Well, this past weekend, myself and a group of talented friends participated in VTHacks where we built a web app that ranked hotels on safety. Our team won a sponsor prize on on this project in the category of web-sourced data. Data is incredibly fascinating. We were able to ask many questions this weekend, but safety in different levels of proximity of an urban setting was something we were all sincerely curious about.
What are your best technical or creative skills?
Golden personality. That, with my handshake, makes me a people person. I’m kidding, of course, but I think my USP is that I have a deep understanding of the interactions I have and the people I interact with know that. I firmly follow the belief that individuals always have an intent behind an action. Finding this intent allows you to create more win-win situations.
What’s next on your list to learn?
Next up, clarity of thought. It may sound a little silly but I think majority of people think they have clear thoughts but truly don’t. Clarity of thought is about understanding why specifically you act the way you do. I like asking my fellow classmates why they chose the major they did. Often times they’ll say things like “I had a great teacher for (insert name of subject here)” or “I want to work for (insert name of company here).” I think there is something more to that answer as to why these students say they like the things they do. I really love the German language. Two things I love hearing people say auf Deustch are “Alles in Ordnung?” and “Alles Klar?” both asking literally, ‘Is all in order?’ and ‘Is all clear?’ for what we would ask “All good?” Those are two distinct questions; I appreciate that separation.
Why the interest in startups?

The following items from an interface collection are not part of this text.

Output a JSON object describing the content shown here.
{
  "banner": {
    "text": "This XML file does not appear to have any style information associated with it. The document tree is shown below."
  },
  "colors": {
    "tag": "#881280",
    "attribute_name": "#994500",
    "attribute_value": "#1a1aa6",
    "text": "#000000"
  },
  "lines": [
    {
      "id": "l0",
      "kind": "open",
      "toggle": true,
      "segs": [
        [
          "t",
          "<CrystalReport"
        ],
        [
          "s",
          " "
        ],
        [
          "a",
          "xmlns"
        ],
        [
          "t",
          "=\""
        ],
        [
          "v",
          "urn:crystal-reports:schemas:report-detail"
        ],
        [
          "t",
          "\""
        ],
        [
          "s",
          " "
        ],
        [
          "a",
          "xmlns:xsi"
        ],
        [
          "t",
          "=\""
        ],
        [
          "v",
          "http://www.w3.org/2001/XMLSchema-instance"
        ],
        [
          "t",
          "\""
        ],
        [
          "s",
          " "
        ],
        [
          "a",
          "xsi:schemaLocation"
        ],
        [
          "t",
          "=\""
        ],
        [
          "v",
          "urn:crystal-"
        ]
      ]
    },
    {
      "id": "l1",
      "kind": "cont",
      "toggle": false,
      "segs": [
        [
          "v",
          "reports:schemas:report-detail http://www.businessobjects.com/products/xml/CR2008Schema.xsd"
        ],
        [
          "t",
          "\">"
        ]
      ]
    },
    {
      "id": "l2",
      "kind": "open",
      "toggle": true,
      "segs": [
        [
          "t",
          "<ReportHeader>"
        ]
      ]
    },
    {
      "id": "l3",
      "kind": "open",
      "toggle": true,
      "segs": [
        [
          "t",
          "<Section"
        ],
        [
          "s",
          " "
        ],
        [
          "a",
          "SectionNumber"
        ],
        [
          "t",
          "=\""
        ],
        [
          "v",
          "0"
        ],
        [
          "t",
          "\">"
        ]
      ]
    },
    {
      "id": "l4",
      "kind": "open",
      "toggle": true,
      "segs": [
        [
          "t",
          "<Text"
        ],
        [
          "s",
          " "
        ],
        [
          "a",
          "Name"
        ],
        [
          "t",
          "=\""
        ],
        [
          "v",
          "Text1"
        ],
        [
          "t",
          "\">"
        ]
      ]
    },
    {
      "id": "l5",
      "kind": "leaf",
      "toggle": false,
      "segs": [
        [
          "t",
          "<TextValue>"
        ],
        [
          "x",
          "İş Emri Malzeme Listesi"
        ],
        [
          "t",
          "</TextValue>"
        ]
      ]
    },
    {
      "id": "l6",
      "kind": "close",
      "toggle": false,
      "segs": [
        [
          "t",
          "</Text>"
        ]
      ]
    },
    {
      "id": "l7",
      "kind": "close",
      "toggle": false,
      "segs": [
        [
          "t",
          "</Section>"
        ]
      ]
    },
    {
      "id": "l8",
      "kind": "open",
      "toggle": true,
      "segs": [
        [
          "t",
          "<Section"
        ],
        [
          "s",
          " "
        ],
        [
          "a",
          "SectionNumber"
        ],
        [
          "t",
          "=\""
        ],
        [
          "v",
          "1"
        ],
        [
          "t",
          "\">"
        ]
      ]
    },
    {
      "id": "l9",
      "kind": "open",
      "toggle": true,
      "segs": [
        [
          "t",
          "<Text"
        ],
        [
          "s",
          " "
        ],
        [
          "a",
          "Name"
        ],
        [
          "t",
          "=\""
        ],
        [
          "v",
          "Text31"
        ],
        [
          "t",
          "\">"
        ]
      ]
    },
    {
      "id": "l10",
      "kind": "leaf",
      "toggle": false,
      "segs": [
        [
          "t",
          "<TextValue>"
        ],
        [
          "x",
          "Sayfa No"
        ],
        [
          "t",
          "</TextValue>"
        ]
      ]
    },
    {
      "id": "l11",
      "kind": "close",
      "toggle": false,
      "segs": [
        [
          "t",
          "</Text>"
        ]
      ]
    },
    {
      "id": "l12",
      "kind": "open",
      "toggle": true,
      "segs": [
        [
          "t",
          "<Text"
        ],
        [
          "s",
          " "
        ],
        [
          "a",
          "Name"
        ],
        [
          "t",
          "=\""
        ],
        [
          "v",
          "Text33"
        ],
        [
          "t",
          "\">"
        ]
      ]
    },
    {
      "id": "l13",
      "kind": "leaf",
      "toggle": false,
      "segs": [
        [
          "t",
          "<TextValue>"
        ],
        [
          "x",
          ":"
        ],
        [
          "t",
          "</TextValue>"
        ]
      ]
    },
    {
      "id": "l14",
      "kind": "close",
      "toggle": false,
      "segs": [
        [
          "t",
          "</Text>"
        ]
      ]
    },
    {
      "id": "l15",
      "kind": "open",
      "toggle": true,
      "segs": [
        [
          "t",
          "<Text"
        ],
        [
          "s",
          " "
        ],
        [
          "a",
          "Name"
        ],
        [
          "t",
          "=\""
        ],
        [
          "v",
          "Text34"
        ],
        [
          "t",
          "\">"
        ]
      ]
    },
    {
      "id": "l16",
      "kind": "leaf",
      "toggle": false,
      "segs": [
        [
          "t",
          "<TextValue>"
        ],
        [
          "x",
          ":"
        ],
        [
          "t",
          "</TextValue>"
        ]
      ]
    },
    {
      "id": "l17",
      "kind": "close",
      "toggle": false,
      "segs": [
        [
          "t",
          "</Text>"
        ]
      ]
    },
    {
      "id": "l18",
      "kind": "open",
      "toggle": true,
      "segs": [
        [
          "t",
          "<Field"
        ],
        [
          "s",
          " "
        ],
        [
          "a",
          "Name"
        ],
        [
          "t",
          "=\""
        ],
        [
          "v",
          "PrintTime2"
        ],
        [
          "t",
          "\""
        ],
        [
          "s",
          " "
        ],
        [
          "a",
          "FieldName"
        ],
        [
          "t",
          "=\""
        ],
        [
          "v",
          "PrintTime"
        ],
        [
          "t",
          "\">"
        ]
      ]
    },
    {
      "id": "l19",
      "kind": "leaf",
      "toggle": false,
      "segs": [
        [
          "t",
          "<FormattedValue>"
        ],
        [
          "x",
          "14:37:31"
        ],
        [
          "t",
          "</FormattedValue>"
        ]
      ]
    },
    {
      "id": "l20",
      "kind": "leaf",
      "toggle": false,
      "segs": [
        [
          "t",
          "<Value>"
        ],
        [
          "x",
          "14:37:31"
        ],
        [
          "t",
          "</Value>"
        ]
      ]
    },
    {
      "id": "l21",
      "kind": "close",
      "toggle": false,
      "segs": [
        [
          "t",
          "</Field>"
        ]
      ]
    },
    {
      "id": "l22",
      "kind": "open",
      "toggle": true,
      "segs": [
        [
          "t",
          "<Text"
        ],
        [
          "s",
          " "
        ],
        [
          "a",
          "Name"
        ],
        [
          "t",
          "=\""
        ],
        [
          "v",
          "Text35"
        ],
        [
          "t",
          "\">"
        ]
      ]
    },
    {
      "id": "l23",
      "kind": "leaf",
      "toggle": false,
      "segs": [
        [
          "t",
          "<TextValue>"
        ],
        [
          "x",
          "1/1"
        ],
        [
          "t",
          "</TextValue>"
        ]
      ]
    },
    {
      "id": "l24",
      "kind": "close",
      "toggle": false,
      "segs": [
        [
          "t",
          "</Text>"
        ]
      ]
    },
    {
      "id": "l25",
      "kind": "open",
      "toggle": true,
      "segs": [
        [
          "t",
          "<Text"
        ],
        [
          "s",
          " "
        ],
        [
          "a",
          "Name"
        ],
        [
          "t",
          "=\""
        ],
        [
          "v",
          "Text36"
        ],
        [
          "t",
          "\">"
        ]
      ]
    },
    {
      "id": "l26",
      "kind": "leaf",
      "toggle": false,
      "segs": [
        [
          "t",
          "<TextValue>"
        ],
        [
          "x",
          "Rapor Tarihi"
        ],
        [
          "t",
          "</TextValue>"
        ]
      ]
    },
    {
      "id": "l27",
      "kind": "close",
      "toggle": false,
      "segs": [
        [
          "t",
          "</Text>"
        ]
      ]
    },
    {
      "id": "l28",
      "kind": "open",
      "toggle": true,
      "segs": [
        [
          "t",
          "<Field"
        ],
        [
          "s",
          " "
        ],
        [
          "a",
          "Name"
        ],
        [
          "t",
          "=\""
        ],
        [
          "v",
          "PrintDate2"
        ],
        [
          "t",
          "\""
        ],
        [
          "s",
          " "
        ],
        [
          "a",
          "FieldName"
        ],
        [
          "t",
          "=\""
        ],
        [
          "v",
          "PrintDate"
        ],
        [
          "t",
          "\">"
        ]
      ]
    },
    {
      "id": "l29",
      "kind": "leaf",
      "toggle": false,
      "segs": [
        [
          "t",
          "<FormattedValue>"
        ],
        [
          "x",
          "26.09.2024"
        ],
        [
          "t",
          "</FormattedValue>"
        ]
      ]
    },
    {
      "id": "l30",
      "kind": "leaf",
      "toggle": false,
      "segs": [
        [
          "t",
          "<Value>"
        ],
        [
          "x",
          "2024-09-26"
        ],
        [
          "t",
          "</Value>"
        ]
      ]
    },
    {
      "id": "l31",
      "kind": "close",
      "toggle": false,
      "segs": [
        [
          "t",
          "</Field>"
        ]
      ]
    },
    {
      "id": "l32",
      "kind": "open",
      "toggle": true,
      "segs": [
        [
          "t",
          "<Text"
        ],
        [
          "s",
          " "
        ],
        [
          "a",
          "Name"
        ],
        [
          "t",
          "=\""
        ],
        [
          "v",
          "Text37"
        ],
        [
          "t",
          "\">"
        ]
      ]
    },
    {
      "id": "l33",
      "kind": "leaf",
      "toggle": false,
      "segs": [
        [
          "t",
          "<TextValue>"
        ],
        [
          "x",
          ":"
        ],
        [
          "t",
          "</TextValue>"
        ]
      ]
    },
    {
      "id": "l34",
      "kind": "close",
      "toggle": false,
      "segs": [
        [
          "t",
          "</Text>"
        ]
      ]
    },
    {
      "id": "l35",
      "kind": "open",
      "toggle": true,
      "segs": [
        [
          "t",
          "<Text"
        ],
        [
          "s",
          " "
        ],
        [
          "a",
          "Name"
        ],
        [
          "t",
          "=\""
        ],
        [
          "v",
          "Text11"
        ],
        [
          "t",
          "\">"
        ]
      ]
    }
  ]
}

I’m not. Surprise. This goes hand in hand with my last answer. I’m a problem solver. Many groups solve problems, one of which are startups. Scaled companies also solve problems. I come with the belief, however, that problem solving becomes increasingly difficult to occur in larger organization because people become heavily locked in with ‘what is.’ Startups, by logic of being “fresh” and “new” (words taken from quora responses to “What is the proper definition of a startup”) won’t be locked in by a organization bias but simply a societal and personal one. I think it’s much easier to get this small group of individuals to get past this bias then an entire scaled organization to. I can’t express how amazing it is to watch someone experience that eureka moment of solving a problem.
[Photo Credit: Hypepotamus]